-- What the exercise asks --
If a line of the data below holds the word "Alex", list it.

Start of Block

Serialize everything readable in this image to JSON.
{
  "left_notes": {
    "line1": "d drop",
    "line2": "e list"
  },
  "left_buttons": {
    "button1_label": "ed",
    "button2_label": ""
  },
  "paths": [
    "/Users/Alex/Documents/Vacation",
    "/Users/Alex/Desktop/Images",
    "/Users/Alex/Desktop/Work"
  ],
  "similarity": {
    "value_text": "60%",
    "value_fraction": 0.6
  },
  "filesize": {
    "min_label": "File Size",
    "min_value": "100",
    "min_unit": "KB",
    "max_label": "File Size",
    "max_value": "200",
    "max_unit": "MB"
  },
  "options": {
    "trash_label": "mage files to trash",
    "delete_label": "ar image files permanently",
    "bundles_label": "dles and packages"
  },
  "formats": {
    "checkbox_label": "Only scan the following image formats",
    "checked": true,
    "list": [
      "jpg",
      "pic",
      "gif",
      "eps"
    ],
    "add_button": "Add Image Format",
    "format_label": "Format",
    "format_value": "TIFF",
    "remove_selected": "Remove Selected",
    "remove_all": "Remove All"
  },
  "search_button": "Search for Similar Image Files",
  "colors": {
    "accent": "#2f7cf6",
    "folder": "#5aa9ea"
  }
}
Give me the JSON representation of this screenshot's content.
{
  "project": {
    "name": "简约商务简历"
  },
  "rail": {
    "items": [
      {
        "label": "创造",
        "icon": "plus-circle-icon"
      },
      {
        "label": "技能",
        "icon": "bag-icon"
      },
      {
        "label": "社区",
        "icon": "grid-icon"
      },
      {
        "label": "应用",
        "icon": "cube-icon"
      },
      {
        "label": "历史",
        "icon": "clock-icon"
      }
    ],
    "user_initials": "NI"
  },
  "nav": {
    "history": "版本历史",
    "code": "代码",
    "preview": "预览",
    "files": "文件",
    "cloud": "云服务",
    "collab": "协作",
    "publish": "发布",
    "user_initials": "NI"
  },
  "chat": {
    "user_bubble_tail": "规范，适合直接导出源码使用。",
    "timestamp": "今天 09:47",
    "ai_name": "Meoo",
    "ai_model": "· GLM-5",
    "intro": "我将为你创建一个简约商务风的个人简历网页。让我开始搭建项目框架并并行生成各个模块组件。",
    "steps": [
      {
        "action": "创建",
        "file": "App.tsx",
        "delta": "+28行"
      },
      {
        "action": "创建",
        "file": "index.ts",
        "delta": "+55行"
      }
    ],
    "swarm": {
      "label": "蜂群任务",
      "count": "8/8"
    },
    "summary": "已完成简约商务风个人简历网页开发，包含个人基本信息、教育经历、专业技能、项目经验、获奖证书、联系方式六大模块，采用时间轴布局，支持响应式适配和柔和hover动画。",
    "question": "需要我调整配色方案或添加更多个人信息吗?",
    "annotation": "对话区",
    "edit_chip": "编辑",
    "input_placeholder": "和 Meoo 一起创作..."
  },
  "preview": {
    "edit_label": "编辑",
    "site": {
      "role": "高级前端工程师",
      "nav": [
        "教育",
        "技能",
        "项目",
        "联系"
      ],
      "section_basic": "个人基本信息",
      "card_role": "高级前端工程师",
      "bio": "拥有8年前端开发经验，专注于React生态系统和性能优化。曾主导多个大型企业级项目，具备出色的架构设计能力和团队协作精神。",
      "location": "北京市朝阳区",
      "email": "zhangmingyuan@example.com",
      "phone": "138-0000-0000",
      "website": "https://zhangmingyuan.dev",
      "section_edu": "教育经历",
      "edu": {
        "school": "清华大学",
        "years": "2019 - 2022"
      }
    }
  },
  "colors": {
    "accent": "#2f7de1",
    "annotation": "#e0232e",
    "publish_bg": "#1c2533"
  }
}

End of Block

-- The answer --
    "/Users/Alex/Documents/Vacation",
    "/Users/Alex/Desktop/Images",
    "/Users/Alex/Desktop/Work"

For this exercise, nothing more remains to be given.